Researchers at the Tasmanian Institute of Agriculture (TIA) have identified a major gene controlling the tolerance of waterlogging in barley.
The gene could be the key to producing a new type of barley that can withstand the harsh conditions of a Tasmanian winter.
This winter has seen record rainfalls across the State and waterlogging of crops is a big concern for local farmers.
Associate Professor Meixue Zhou is leading the research, which has received funding from the Grains Research and Development Corporation and an Australian Research Council linkage project with the Department of Primary Industries, Parks, Water and Environment.
“Barley is Australia’s second biggest cereal crop, after wheat, with annual production averaging eight million tonnes,” Associate Professor Zhou said.
“High rainfall during winter can significantly damage crops so farmers in northern Tasmania tend to hold off sowing barley until spring, when conditions are drier.
“Farmers and plant breeders have consistently asked for waterlogging tolerance genes to be incorporated into the current commercial varieties.”
Having identified the gene, Associate Professor Zhou says the next step is to determine how the gene can be introduced into commercial varieties through backcrossing (instead of genetic modification) and marker-assisted selection.
“We want to integrate a specific gene that encourages the development of roots with large air-filled spaces. These air-filled spaces (aerenchyma) help transport air from the above-ground shoots to supply the roots of waterlogged plants,” Associate Professor Zhou said.
“Our research could deliver a new line of barley to farmers with the same background of selected varieties, but with added waterlogging tolerance genes.”
The research has also screened 300 wheat germplasm for waterlogging tolerance.
Associate Professor Zhou will be presenting the research findings and leading a field walk through the barley and wheat trials as part of the Water for Profit Principles of Drainage workshop in Launceston on Wednesday, 3 August.
The workshop is free and will cover the causes and impact of poor drainage on crops and the environment and how producers can use technology to make smart drainage decisions.
Attendees will also hear from soil management consultant Dr Bill Cotching and producers Greg Gibson and David Whishaw.
Event details: Water for Profit Workshop: Principles of Drainage.

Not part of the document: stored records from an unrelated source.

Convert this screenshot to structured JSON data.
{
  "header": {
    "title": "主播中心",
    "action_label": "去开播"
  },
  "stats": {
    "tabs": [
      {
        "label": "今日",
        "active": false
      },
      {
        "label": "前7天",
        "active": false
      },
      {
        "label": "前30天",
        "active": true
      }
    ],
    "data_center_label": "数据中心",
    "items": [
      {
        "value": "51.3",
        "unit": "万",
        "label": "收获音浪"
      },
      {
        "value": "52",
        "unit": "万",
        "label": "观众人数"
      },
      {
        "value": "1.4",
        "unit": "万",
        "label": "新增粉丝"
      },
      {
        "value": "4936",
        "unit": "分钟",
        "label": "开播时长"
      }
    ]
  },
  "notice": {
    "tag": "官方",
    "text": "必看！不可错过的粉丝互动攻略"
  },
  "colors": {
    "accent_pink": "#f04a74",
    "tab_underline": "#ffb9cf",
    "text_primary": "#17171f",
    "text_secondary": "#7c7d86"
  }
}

Time: 8am - 3pm, Wednesday, 3 August June 2016,
Location: "Armidale", 1305 Meander Valley Highway, Carrick, and then to the TIA Offices, 165 Westbury Road, Mount Pleasant
Register: Contact Georgie at: email@example.com